■ WORK INSTRUCTION ■
Report each line of the entries that includes "this" by copying it.

[Element data from apps and pages]
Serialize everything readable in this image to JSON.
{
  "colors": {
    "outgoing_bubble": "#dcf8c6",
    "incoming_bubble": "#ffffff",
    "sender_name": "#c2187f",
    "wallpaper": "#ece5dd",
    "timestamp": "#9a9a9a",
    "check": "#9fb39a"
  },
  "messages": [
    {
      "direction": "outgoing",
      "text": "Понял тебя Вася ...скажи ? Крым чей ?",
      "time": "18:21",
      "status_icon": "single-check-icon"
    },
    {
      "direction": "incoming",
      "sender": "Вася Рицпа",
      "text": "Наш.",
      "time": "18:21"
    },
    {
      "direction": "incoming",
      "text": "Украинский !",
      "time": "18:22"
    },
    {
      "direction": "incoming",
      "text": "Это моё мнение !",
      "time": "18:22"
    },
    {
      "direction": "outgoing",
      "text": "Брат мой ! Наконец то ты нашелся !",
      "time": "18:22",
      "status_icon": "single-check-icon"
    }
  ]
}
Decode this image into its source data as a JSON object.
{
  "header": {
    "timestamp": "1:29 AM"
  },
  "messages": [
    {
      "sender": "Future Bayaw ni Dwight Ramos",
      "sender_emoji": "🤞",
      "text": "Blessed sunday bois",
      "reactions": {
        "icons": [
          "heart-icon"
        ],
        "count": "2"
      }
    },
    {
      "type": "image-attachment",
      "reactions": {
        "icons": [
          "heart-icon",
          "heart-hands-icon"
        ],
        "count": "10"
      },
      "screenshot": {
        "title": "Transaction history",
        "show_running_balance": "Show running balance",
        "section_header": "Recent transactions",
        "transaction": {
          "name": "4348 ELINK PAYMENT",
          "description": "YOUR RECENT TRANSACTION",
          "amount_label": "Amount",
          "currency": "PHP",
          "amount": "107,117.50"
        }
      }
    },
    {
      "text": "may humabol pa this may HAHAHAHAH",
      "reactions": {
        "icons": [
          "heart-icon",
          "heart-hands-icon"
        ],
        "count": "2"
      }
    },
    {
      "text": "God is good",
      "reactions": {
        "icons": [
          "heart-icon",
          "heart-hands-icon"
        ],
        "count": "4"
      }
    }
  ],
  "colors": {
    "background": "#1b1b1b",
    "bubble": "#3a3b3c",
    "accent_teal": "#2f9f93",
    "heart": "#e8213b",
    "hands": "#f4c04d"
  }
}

■ EXERCISE OUTPUT ■
Serialize everything readable in this image to JSON.
Decode this image into its source data as a JSON object.
      "text": "may humabol pa this may HAHAHAHAH",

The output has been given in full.